── Supplied records
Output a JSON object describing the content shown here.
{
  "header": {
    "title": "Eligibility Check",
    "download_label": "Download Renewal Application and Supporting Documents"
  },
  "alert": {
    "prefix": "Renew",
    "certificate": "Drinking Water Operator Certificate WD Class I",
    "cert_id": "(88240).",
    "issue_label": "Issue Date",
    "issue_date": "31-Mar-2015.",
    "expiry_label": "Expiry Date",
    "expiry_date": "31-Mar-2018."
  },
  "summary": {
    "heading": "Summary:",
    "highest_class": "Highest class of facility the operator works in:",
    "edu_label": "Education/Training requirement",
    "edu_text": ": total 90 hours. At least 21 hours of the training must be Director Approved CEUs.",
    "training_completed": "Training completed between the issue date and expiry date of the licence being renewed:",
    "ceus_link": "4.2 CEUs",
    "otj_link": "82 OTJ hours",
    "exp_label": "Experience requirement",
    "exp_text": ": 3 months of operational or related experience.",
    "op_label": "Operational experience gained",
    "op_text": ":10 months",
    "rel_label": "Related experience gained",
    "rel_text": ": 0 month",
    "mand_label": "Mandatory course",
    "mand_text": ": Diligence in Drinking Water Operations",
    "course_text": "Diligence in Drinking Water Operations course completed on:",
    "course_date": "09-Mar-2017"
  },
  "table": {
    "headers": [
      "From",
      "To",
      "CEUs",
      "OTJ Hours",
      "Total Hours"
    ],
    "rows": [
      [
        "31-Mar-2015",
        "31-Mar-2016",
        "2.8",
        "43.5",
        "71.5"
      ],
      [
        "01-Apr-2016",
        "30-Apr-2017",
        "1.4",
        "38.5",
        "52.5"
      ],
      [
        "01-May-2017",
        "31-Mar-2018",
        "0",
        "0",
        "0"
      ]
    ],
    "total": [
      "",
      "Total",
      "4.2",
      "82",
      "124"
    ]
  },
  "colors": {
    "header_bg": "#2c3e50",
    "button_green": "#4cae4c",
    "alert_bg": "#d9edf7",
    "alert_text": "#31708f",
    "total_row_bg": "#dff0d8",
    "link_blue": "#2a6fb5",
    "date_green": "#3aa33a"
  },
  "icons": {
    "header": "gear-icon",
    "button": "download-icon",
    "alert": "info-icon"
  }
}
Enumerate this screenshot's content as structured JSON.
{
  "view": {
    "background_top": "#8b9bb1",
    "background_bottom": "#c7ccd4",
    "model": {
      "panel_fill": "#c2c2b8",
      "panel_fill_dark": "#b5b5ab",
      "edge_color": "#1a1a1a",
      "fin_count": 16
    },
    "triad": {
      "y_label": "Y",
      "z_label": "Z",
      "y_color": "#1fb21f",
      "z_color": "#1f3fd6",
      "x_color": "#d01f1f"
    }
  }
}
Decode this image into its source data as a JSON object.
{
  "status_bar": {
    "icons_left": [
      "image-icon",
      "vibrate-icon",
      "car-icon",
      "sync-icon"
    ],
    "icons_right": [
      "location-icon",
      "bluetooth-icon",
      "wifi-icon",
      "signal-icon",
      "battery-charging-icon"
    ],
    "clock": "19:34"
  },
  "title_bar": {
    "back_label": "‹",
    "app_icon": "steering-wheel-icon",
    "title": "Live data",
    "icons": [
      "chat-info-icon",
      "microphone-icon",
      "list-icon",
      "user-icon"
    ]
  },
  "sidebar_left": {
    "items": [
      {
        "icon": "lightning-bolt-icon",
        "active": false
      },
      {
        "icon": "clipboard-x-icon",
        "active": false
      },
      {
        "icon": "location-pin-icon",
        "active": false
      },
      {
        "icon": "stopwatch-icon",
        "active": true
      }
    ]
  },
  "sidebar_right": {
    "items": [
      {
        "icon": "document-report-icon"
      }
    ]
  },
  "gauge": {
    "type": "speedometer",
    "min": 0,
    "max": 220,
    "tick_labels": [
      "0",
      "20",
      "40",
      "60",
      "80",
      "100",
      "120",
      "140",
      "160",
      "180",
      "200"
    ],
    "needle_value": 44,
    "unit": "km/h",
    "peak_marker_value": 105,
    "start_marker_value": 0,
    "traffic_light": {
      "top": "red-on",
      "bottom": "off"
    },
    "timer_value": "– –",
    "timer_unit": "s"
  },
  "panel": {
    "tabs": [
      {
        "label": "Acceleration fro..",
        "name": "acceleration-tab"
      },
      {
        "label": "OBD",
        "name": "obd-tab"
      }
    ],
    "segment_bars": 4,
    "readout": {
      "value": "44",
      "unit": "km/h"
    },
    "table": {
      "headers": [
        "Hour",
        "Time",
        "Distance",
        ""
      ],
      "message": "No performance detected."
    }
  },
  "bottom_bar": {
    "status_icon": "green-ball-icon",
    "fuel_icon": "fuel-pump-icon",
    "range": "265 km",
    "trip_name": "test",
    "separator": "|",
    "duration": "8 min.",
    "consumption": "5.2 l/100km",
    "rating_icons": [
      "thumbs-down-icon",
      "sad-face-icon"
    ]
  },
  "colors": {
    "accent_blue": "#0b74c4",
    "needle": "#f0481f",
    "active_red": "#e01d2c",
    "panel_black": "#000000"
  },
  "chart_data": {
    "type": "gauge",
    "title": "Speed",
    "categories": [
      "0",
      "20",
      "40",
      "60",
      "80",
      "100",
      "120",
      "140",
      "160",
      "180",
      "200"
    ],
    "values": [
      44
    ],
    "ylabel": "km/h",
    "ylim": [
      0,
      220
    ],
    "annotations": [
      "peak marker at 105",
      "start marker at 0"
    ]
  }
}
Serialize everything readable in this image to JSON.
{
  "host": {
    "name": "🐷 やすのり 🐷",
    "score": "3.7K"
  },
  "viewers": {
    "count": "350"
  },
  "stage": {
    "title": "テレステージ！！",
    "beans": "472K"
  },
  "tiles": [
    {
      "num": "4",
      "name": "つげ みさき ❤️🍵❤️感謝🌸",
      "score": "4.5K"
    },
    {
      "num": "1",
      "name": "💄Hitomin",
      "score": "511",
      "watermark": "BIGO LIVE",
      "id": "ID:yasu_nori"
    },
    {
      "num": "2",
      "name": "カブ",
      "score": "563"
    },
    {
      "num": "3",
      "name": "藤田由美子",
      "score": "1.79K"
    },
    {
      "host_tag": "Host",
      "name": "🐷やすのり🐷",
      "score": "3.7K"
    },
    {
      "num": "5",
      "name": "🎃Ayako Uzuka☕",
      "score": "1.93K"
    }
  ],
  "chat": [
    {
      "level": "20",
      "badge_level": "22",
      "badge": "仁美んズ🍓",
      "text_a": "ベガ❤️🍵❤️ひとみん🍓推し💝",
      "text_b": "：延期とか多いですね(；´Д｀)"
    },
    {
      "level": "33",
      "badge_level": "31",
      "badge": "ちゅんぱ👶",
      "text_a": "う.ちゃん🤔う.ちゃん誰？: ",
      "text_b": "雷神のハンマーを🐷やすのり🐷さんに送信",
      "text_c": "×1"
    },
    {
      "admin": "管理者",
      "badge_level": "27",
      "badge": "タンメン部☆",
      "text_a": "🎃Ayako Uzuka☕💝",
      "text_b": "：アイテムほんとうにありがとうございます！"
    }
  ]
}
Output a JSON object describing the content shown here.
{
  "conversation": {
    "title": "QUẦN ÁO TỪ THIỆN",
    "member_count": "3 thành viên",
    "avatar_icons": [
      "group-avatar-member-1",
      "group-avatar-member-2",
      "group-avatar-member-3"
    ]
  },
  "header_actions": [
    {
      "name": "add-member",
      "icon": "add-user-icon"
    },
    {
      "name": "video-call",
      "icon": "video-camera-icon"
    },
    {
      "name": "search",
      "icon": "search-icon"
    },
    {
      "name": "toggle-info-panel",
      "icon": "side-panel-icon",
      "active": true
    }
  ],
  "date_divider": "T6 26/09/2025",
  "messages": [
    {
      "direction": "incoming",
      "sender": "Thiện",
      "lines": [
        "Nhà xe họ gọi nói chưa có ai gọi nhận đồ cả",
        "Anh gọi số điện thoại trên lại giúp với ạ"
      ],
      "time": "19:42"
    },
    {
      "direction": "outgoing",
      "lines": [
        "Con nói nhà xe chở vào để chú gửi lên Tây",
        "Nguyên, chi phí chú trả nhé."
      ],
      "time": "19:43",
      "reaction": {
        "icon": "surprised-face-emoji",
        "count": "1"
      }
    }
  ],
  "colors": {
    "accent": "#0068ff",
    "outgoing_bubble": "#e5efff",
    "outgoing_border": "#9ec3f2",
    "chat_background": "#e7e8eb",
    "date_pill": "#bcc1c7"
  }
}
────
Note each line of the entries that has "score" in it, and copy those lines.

## Finished exercise
    "score": "3.7K"
      "score": "4.5K"
      "score": "511",
      "score": "563"
      "score": "1.79K"
      "score": "3.7K"
      "score": "1.93K"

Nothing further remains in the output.